In 1873, the economic bubble that the Cooke brothers created burst when Cooke & Company failed to market bonds secured by their Northern Pacific Railway company. Cooke’s railroad was desperate for cash. Their railroad construction loans were delinquent, but cash for railroad construction was scarce. A decade of corruption and war profiteering had shrunk the money supply and sent interest rates, on available cash, soaring. When reports circulated in financial circles that Cooke & Company could not raise the capital required to complete its construction projects and pay its debts, the company’s credit plummeted. On September 13, 1873, Cooke and Company folded, sending a panic through the financial markets. The private investment houses stopped lending money and the banks refused to provide cash to businesses, and finally stock market values began tumbling. With the cash crunch and all the nation’s currency held in private hands, the entire US economic system descended into chaos as businesses, deprived of capital, closed and unemployment skyrocketed. Thousands of companies defaulted on billions in debt and the wages of those with jobs fell by 25%. For a decade following the Panic of 1873. the country's economic productivity fell by 24 percent, but the panic was a boon for the ‘robber barons’ who retained their wealth while the economy collapsed. Economists and academics describe such economic catastrophes in terms of market forces, currency fluctuations and economic readjustments. They never use accurate terms like corruption, fraud and greed.
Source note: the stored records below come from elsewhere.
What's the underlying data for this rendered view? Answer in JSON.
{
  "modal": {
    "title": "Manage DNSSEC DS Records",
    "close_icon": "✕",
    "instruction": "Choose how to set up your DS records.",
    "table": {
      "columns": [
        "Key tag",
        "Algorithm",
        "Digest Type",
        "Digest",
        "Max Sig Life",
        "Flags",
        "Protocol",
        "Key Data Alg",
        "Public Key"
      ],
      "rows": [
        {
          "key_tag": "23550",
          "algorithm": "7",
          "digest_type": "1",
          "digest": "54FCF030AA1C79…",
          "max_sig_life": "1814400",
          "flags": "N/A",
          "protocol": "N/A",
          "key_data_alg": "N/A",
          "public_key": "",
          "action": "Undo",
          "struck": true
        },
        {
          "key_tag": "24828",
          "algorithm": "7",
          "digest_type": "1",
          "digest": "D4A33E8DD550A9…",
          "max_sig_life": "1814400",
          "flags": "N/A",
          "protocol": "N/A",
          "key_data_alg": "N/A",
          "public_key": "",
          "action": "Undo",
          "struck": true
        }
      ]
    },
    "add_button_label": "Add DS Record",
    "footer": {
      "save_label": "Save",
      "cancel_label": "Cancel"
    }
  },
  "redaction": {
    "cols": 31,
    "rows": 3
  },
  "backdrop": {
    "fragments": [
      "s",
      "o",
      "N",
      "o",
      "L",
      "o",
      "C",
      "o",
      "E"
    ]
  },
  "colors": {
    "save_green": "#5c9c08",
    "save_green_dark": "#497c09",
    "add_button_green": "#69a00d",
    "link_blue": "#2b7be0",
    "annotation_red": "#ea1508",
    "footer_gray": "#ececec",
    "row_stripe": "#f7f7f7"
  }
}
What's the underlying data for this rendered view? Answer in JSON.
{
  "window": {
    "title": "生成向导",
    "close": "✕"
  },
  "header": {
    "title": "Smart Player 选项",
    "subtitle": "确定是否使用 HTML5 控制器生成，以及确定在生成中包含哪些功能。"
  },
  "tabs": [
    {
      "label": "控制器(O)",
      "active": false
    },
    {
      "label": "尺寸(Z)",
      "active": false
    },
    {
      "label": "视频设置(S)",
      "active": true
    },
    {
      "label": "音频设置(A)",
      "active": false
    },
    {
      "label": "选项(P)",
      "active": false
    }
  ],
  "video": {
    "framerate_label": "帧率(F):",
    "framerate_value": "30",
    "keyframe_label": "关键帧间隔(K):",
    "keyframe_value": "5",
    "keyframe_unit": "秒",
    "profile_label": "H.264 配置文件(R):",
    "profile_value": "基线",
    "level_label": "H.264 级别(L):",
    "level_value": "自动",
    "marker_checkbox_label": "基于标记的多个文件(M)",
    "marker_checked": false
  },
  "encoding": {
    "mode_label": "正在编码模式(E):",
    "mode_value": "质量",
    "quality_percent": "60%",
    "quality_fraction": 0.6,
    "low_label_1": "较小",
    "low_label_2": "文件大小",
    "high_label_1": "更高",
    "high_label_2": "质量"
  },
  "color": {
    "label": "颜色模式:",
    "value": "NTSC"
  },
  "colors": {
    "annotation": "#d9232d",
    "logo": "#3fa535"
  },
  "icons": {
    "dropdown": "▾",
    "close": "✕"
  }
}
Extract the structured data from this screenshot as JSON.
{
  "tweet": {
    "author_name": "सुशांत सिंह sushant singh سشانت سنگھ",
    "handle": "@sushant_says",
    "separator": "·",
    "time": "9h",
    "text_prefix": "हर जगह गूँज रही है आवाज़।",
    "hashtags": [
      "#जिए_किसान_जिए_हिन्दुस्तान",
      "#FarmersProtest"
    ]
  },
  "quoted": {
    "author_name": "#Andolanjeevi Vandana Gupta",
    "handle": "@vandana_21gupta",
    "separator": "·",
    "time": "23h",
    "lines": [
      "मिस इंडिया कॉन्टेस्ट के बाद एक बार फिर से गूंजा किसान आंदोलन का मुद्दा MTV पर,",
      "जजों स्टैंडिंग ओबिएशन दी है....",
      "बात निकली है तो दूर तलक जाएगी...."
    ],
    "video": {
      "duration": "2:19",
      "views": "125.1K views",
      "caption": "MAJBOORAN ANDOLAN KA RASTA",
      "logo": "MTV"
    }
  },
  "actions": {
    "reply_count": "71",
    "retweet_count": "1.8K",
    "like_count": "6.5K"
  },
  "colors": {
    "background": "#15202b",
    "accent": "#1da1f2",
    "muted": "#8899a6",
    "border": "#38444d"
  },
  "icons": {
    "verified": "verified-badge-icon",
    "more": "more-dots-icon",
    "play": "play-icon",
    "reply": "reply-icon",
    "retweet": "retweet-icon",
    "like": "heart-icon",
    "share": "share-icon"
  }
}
Greed And The American Government
The depression of 1873 was so severe that the twenty years later, in 1893, the Department of the Treasury faced economic collapse. In its desperation, the government called upon J.P. Morgan for assistance. With the noblesse oblige of a master criminal, Morgan gave the treasury a $3 billion loan and added the US government to his other profit-making monopolies.
In 1896, William Jennings Bryan ran for president of the United States, vowing to break the power of the robber barons. Alarmed by Bryan populist appeal, Andrew Carnegie, John D. Rockefeller and J.P. Morgan banded together and decided to put their own president in th White House. The oligarchs elected William McKinley, the 25th president of the United States. As president, McKinley became the steward the oligarch’s wealth and protector of their monopolies.
Blog: Blood On The Senate Floor
In 1854, Kansas Homesteaders Fought Vigilantes For Their Land And Their Lives. Southern Land Barons, Eastern Bankers And Secret Societies Killed Settlers To Enter Kansas Into The Union As A Slave State. When A US Senator Accused The Democrats Of Orchestrating The Murder Campaign, A Pro-Slavery Congressman Left Him Lying On The Floor Of The Senate In A Pool Of His Own Blood.
Eugene Stovall, Oakland, California
Northern Reconciliation To Slavery
By 1850. the trickle of Negro fugitives escaping the horrors of Southern slavery had turned into a flood. Negro fugitives saddled Northern cities with homelessness, poverty and crime. Members of the Anti-Slavery Society funded an underground railroad that rounded up fugitive slaves and transported them directly to refugee camps operated by the Quakers in Canada. The American Colonization Society rounded up Negroes, fugitive and free, and transported them to America’s Liberian colony on the west coast of Africa. However, the emigration of Negroes to Canada and Liberia did not meet the needs of the majority of white people who wanted the Negro problem settled once and for all.
In 1850, Congress passed a law that reconciled the North to the South’s peculiar institution of slavery. Known as the Fugitive Slave Act, the law required the federal government to catch and return all fugitive slaves to the South. The slave law established slave courts where citizens were required to report the presence of fugitive slaves and assist in their capture.